In total, the swordsmith’s work takes roughly two weeks of hammering, shaping, and testing the sharpness of the sword before it is handed off to the next specialist to add their finishing touches. The complete production of a single katana takes approximately three months to complete, from collecting raw iron sand from the Arao coastline to the collaborative final stages of polishing, engraving, inlaying, and embellishment work by other specialized craftspeople. This laborious process is a prime example of how tradition is carried out by a handful of artisans who refuse to let the precision techniques and knowledge fall to the wayside.

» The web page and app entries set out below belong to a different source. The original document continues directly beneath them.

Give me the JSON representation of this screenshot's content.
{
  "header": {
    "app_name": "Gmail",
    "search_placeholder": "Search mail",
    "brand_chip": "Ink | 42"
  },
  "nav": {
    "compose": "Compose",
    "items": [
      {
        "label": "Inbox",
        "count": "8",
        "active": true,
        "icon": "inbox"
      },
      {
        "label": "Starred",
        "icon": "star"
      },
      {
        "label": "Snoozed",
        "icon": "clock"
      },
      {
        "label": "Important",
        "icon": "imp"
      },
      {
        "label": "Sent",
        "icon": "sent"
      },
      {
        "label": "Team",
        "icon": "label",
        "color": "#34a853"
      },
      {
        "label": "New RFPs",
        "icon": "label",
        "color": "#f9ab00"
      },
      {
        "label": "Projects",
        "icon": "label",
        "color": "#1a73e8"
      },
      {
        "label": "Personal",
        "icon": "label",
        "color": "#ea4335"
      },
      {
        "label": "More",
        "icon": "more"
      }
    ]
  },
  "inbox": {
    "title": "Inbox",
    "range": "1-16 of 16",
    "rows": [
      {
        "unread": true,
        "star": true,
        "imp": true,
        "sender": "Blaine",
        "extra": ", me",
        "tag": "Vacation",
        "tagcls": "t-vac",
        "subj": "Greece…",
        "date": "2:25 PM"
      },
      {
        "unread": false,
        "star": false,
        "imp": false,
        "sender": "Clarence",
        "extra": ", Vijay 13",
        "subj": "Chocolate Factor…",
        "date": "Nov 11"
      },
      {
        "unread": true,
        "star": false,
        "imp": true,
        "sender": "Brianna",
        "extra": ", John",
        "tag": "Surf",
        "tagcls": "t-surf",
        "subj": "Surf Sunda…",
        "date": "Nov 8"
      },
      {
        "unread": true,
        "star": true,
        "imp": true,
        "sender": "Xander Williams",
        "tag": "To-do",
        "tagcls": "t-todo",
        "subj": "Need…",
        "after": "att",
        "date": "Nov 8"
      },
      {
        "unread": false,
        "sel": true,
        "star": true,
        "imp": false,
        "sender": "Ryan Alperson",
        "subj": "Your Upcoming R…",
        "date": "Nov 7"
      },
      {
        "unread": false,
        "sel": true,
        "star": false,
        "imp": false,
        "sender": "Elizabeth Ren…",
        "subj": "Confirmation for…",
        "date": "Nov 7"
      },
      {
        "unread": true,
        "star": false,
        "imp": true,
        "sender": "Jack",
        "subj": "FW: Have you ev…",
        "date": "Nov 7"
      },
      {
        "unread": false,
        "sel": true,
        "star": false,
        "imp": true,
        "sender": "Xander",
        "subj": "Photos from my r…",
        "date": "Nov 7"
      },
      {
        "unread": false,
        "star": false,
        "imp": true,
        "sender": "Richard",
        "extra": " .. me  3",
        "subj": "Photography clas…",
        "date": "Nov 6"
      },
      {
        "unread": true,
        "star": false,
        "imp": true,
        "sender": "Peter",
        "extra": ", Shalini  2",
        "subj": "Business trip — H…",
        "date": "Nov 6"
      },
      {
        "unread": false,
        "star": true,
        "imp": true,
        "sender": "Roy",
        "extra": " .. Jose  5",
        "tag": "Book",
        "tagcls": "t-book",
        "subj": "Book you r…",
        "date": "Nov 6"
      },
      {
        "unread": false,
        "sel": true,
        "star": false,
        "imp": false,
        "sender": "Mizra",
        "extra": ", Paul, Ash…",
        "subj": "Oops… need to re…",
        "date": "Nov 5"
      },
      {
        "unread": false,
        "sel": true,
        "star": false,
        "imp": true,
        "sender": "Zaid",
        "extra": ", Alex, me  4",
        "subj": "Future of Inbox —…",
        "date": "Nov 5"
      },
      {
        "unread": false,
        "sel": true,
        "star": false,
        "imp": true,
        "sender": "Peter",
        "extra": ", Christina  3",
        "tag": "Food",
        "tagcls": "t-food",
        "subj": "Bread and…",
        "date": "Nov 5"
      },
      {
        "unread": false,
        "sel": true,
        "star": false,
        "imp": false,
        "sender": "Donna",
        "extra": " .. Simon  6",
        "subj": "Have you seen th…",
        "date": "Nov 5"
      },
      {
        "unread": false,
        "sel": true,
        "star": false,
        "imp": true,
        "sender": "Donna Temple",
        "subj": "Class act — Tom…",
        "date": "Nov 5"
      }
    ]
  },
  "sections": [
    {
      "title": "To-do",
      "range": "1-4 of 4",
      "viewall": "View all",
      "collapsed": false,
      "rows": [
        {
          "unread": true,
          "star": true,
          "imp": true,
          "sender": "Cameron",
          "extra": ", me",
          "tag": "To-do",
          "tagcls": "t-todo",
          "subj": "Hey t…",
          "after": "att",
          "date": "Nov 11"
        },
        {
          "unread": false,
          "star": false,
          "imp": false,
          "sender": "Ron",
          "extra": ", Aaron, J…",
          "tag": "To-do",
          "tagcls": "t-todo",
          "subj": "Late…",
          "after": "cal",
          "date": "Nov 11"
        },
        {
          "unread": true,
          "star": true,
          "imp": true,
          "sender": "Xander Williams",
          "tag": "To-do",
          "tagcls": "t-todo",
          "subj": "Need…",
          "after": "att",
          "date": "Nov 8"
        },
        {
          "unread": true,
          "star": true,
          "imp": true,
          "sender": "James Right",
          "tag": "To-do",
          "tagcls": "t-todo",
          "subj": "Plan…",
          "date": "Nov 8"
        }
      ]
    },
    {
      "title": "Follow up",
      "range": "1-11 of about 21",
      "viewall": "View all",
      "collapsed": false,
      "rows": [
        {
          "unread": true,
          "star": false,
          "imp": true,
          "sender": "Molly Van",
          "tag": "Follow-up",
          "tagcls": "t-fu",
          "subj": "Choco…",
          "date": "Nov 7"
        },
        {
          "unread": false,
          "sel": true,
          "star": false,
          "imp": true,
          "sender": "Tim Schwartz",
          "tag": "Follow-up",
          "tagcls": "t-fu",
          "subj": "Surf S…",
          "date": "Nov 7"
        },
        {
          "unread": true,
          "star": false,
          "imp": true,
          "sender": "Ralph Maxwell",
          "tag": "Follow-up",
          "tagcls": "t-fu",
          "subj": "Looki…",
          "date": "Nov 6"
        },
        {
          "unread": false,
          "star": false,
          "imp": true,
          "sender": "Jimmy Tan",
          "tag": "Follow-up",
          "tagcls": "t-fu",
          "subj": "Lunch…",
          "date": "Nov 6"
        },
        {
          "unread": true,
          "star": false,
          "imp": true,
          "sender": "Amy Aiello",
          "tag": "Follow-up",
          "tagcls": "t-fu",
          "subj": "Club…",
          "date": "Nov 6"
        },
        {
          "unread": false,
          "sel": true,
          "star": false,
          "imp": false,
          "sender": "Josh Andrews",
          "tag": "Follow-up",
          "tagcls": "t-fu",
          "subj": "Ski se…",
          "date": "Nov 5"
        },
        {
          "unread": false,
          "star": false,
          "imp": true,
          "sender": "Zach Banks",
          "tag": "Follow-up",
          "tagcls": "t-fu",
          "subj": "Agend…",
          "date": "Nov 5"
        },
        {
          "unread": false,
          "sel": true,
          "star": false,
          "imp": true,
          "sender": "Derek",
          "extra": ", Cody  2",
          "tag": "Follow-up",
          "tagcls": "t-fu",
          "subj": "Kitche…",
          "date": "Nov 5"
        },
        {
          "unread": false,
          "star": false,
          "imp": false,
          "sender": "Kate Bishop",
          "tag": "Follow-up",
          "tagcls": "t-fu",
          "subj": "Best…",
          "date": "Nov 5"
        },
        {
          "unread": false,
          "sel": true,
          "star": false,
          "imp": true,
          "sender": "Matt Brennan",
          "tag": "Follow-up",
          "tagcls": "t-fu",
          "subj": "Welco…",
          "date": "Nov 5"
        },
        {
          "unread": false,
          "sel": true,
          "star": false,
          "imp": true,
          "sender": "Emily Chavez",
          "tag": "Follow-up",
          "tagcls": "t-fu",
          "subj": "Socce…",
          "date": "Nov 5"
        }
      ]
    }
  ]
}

After the sword-making demonstration, you may be lucky enough to witness Matsunaga’s expert tameshigiri sword-cutting performance. This is one of the final tests the sword will undergo before it is handed off to the next craftsperson.
Matsunaga re-emerges in a fresh white outfit in the tameshigiri demonstration area outside the forge. He then mounts rolled bamboo mats on a post. (There’s hand sanitizer available in a corner of the arena, but the extra social distancing required for Covid-19 prevention will already keep you at a doubly safe distance as you watch the master swordsmith verify the sharpness of his sword.) The blade slices effortlessly through the bamboo mats, which instantly tumble into a pile of elegant slivers on the ground.
Matsunaga’s private collection of antique samurai swords and armor is an impressive testament to the timeless heritage linked to the katana sword. His blades represent diverse styles and lengths, from modestly designed katana to long, unwieldy spears used in battle on horseback. The armor will also give you an idea of how the samurai warriors protected themselves from enemy attacks. Admiring the decorative metal pieces and thickly woven layers, I can only imagine how heavy it must have been for the feudal warrior to wear as he headed into battle.
The time-honored craft of katana sword-making may have dwindled since the end of Japan’s feudal samurai era, but the unwavering passion of craftspeople like Matsunaga has successfully carried this unbroken tradition into the modern world. Whether or not you happen to be a sword enthusiast, a visit to the swordsmith is a pleasure that everyone should experience at least once. As Matsunaga and I part ways for the second time, I already know that this won’t be my last call to the swordsmith in Kumamoto, nor my final glimpse into the ancient world of katana sword-making.